I am bad at the blahgin’ right now, mostly because I’m so, so utterly absorbed here, so here are random images.  Tonight is unique in that I reached a natural stopping point and came up to the apartment at 11:30.  Most nights, it’s been well after 1 am., sometimes 3 am, but today flowed so well I had forgotten to eat dinner; just did that.


The fiber stove on a roofed side porch outside the paper studio.


My two residency-mates, who were printing when I arrived, are now just finishing the sewing marathon stages of their editions, soon to be replaced with cover-printing and binding marathons, and I am all fiber-y, wet-footed, building and thoroughly happy, looking forward to my soon upcoming times of color (my dye order arrived today) and bandsaw and assembly.  I have three pieces going, currently, and little experiments here and there.


Chris and Amanda begin sewing Amanda’s edition…


…Amanda’s edition a day later.


Abby’s edition of 35.

And even when I am not in the studio, things are flowing, flowing, flowing towards me. For instance, three shows came in, in as many days, and another enormous possibility to have along-held dream realized, and more, more, more support. I keep thinking of Aimee’s “abundance is real.” It is, for me right now, incredibly so.  It’s wonderful, it’s the golden time, the flourishing.



Well, that was fast…


I’m deep into the studio, into my work, making manifest something I’ve been thinking about for a long time, and it’s going slow but well (it always goes slower than I’d like, but then it’s my attention to detail that causes that, and is worth it). 

I’ve had some excellent conversations, getting others’ perspectives on the situation in a micro-and macro sense; unbidden support (some even international) continues to pour in, some of it from surprising, unexpected sources…and I’ve even had a couple of offers.  Healing may be quicker than I thought, as quick as my body usually bounces back from trauma (and is now, as without much conscious effort, I begin to shed the insulating weight I had put on during it all).

There may be other bits of backlash, or unforeseen obstacles down the road, but right now, I’m in my element, and even the most ridiculous news from afar just rolls off, as I realize: It Is Not My Problem any longer; another, even greater weight shed.
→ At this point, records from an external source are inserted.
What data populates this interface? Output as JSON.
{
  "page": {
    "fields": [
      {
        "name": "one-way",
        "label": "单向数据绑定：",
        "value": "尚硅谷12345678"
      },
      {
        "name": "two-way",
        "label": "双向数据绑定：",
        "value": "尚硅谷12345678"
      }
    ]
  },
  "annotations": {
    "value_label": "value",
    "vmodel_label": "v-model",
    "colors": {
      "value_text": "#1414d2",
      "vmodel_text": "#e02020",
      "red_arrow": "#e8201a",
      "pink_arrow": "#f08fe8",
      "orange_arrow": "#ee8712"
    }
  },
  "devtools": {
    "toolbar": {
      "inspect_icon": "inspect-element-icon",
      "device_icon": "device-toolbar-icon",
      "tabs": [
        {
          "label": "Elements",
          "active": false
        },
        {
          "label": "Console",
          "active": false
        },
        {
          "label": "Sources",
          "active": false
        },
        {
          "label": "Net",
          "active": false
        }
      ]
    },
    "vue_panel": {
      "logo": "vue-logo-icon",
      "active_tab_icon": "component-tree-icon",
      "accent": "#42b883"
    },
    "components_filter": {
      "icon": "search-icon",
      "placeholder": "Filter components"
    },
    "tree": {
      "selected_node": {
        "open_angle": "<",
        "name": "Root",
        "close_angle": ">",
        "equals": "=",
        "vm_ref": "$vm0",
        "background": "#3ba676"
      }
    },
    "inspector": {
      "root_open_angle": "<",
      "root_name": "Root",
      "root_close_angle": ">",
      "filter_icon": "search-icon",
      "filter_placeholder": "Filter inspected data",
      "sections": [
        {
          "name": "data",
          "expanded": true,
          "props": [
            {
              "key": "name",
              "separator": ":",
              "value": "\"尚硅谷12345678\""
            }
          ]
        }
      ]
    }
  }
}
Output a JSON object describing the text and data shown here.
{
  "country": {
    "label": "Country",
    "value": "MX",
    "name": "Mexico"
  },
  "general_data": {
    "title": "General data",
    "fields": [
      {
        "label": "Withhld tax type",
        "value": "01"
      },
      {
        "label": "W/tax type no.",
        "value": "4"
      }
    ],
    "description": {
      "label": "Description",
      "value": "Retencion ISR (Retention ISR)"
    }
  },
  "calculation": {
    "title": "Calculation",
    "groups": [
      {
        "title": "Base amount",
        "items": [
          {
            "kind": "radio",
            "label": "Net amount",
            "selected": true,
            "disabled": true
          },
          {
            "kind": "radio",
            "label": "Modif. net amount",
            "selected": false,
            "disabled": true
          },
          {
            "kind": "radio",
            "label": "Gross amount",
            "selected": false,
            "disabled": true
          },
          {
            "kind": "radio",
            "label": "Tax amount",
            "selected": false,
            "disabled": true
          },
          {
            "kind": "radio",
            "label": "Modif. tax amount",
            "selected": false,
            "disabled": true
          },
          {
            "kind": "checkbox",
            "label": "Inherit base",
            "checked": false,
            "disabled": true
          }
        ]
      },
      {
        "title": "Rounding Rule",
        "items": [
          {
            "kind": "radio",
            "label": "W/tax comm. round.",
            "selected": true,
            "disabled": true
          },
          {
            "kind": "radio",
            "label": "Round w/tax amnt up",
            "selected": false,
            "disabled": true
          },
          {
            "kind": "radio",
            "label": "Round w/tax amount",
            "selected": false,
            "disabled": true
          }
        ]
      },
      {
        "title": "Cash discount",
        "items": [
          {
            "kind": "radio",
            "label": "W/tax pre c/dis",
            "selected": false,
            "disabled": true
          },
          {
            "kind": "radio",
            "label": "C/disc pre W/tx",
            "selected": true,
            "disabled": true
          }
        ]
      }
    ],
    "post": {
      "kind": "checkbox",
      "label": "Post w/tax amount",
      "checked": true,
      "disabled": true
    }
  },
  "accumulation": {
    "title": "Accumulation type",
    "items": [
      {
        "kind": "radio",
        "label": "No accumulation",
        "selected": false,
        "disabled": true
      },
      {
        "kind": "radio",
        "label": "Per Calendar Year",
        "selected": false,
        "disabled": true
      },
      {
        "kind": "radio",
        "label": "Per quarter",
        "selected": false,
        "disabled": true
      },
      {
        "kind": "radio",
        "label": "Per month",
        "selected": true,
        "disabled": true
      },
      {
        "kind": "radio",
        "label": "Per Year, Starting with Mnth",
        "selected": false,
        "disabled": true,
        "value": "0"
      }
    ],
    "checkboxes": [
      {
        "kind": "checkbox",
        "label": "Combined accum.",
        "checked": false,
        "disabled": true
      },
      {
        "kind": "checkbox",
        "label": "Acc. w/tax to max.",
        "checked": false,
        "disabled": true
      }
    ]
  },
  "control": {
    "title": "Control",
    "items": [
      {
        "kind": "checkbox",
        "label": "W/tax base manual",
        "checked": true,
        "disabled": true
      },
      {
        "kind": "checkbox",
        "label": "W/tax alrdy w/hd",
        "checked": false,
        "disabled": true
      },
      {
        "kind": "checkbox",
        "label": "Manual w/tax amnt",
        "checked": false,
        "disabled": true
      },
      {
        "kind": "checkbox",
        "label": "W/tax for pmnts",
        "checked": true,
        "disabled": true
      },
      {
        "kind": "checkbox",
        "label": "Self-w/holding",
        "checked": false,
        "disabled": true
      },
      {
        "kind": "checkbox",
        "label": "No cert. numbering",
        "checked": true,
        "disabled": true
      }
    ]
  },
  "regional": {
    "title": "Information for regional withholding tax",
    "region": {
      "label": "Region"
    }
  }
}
I’m thinking of Marilyn Sward daily…every time I tip a bucket of water into the great floor drains (she loved, loved, loved floor drains), I feel her smiling; every time I share a meal, or freely give or receive a bit of knowledge, it seems as if she is here (and she was here, during her time on the planet).

Now, I’m off on the obligatory residency Home Depot run…here’s a nice & kinda funny review that came in earlier this week.  I am both ‘unidentified artists’ at the end !  And, in another show, I also rather like being ‘borderline creepy’.
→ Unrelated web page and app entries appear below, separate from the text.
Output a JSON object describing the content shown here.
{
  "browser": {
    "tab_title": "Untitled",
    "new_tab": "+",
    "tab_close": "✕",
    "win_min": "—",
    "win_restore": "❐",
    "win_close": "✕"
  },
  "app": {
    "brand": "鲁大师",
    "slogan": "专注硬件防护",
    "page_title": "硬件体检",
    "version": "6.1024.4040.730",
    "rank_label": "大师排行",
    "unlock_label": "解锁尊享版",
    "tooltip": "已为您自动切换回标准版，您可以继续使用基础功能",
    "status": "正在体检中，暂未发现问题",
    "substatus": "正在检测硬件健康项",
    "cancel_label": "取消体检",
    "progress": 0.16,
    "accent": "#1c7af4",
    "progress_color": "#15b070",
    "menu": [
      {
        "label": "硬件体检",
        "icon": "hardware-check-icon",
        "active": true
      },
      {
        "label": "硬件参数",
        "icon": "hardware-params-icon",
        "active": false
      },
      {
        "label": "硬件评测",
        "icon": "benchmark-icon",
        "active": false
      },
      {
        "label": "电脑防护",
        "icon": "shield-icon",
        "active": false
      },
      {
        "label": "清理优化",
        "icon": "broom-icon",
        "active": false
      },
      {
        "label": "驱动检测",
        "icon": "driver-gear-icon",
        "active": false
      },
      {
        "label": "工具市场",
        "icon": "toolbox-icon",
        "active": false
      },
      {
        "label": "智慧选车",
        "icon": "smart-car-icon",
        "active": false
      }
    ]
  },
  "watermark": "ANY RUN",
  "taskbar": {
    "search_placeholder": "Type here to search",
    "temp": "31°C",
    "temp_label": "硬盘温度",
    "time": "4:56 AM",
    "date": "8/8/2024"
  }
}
a gift that appeared next to the first prototype, and, though I don’t usually post work-in-progress, here is that prototype: